SWIFT'S IRON & STEEL WORKS
JOHNSEN and others.1
(Oircuit Oourt, E. D. Louisiana. January 23,1886.)
Complainants demand that certain property shall be subjected to the payment of their demand, under the lien acquired by the levy of their writ of jilfl'i facias, and by the service of process under their bill. The receiver of the owner, intervening, shows a prior lien. and an assignment by the conceded owner to satisfy prior judgments. Held, that under no adjudged case cited, nor under any principle laid down in the text-books, are the complainants entitled to priority on the ground claimed.
BILL-RIGHTS OF RECEIVER-PRIORITY OF t'ffiEDITORS.
In Equity.
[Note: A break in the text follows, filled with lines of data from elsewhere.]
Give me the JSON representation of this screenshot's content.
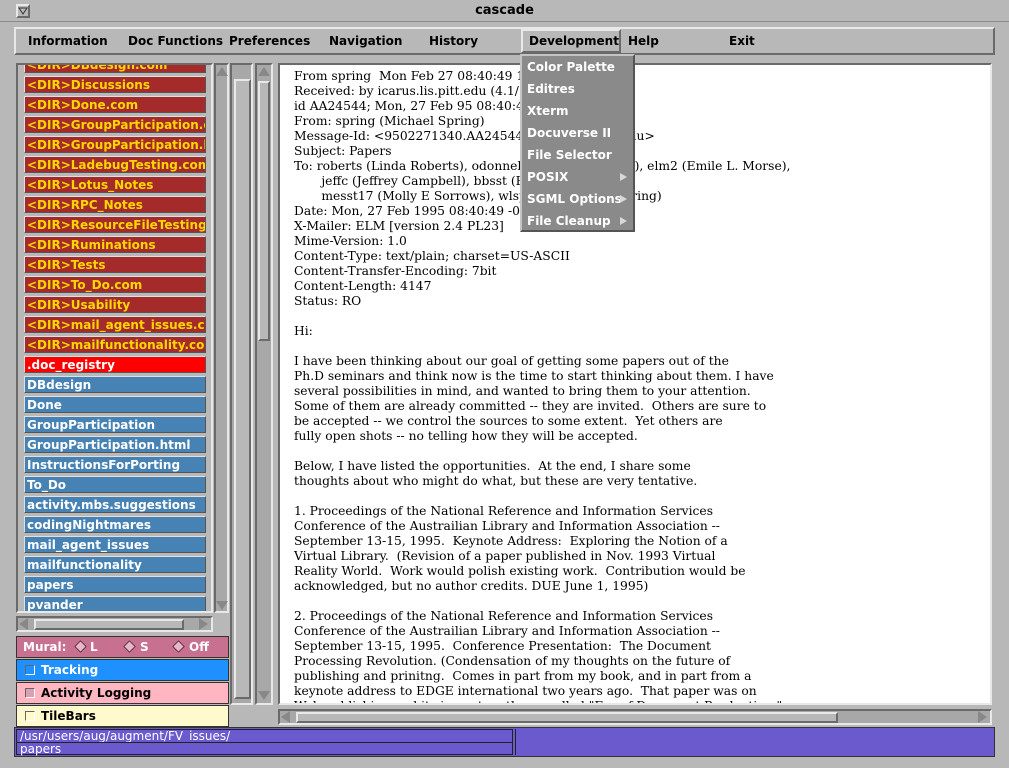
{
  "window": {
    "title": "cascade"
  },
  "menubar": [
    {
      "id": "information",
      "label": "Information"
    },
    {
      "id": "doc-functions",
      "label": "Doc Functions"
    },
    {
      "id": "preferences",
      "label": "Preferences"
    },
    {
      "id": "navigation",
      "label": "Navigation"
    },
    {
      "id": "history",
      "label": "History"
    },
    {
      "id": "development",
      "label": "Development"
    },
    {
      "id": "help",
      "label": "Help"
    },
    {
      "id": "exit",
      "label": "Exit"
    }
  ],
  "dropdown": [
    {
      "label": "Color Palette",
      "submenu": false
    },
    {
      "label": "Editres",
      "submenu": false
    },
    {
      "label": "Xterm",
      "submenu": false
    },
    {
      "label": "Docuverse II",
      "submenu": false
    },
    {
      "label": "File Selector",
      "submenu": false
    },
    {
      "label": "POSIX",
      "submenu": true
    },
    {
      "label": "SGML Options",
      "submenu": true
    },
    {
      "label": "File Cleanup",
      "submenu": true
    }
  ],
  "files": [
    {
      "label": "<DIR>DBdesign.com",
      "kind": "dir"
    },
    {
      "label": "<DIR>Discussions",
      "kind": "dir"
    },
    {
      "label": "<DIR>Done.com",
      "kind": "dir"
    },
    {
      "label": "<DIR>GroupParticipation.com",
      "kind": "dir"
    },
    {
      "label": "<DIR>GroupParticipation.html.com",
      "kind": "dir"
    },
    {
      "label": "<DIR>LadebugTesting.com",
      "kind": "dir"
    },
    {
      "label": "<DIR>Lotus_Notes",
      "kind": "dir"
    },
    {
      "label": "<DIR>RPC_Notes",
      "kind": "dir"
    },
    {
      "label": "<DIR>ResourceFileTesting.com",
      "kind": "dir"
    },
    {
      "label": "<DIR>Ruminations",
      "kind": "dir"
    },
    {
      "label": "<DIR>Tests",
      "kind": "dir"
    },
    {
      "label": "<DIR>To_Do.com",
      "kind": "dir"
    },
    {
      "label": "<DIR>Usability",
      "kind": "dir"
    },
    {
      "label": "<DIR>mail_agent_issues.com",
      "kind": "dir"
    },
    {
      "label": "<DIR>mailfunctionality.com",
      "kind": "dir"
    },
    {
      "label": ".doc_registry",
      "kind": "sel"
    },
    {
      "label": "DBdesign",
      "kind": "file"
    },
    {
      "label": "Done",
      "kind": "file"
    },
    {
      "label": "GroupParticipation",
      "kind": "file"
    },
    {
      "label": "GroupParticipation.html",
      "kind": "file"
    },
    {
      "label": "InstructionsForPorting",
      "kind": "file"
    },
    {
      "label": "To_Do",
      "kind": "file"
    },
    {
      "label": "activity.mbs.suggestions",
      "kind": "file"
    },
    {
      "label": "codingNightmares",
      "kind": "file"
    },
    {
      "label": "mail_agent_issues",
      "kind": "file"
    },
    {
      "label": "mailfunctionality",
      "kind": "file"
    },
    {
      "label": "papers",
      "kind": "file"
    },
    {
      "label": "pvander",
      "kind": "file"
    }
  ],
  "mural": {
    "label": "Mural:",
    "options": [
      "L",
      "S",
      "Off"
    ]
  },
  "toggles": {
    "tracking": "Tracking",
    "logging": "Activity Logging",
    "tilebars": "TileBars"
  },
  "document": {
    "text": "From spring  Mon Feb 27 08:40:49 1995\nReceived: by icarus.lis.pitt.edu (4.1/1.34)\nid AA24544; Mon, 27 Feb 95 08:40:49 EST\nFrom: spring (Michael Spring)\nMessage-Id: <9502271340.AA24544@icarus.lis.pitt.edu>\nSubject: Papers\nTo: roberts (Linda Roberts), odonnell (Kevin O'Donnell), elm2 (Emile L. Morse),\n       jeffc (Jeffrey Campbell), bbsst (Beth Smith),\n       messt17 (Molly E Sorrows), wlspring (Michael Spring)\nDate: Mon, 27 Feb 1995 08:40:49 -0500 (EST)\nX-Mailer: ELM [version 2.4 PL23]\nMime-Version: 1.0\nContent-Type: text/plain; charset=US-ASCII\nContent-Transfer-Encoding: 7bit\nContent-Length: 4147\nStatus: RO\n\nHi:\n\nI have been thinking about our goal of getting some papers out of the\nPh.D seminars and think now is the time to start thinking about them. I have\nseveral possibilities in mind, and wanted to bring them to your attention.\nSome of them are already committed -- they are invited.  Others are sure to\nbe accepted -- we control the sources to some extent.  Yet others are\nfully open shots -- no telling how they will be accepted.\n\nBelow, I have listed the opportunities.  At the end, I share some\nthoughts about who might do what, but these are very tentative.\n\n1. Proceedings of the National Reference and Information Services\nConference of the Austrailian Library and Information Association --\nSeptember 13-15, 1995.  Keynote Address:  Exploring the Notion of a\nVirtual Library.  (Revision of a paper published in Nov. 1993 Virtual\nReality World.  Work would polish existing work.  Contribution would be\nacknowledged, but no author credits. DUE June 1, 1995)\n\n2. Proceedings of the National Reference and Information Services\nConference of the Austrailian Library and Information Association --\nSeptember 13-15, 1995.  Conference Presentation:  The Document\nProcessing Revolution. (Condensation of my thoughts on the future of\npublishing and prinitng.  Comes in part from my book, and in part from a\nkeynote address to EDGE international two years ago.  That paper was on\nWeb publishing and its impact on the so called \"Era of Document Production.\""
  },
  "status": {
    "path_line1": "/usr/users/aug/augment/FV_issues/",
    "path_line2": "papers"
  }
}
On demurrer. Richard De Gray, for complainant. B. R. Forman, for intervenor. PARDEE, J. The complainant's bill in this case, filed April 11" 1885, is a creditors' bill, based on a judgment recovered in this court, April 3, 1885, and a levy of a writ of fi.fa. Its object is to subject to said judgment certain real estate said to belong to Johnsen, the judgment debtor, though not standing in bis name. In the suit the following bill of intervention has been filed. to-wit:
by Joseph P. Hornor, Esq., of the New Orleans bar.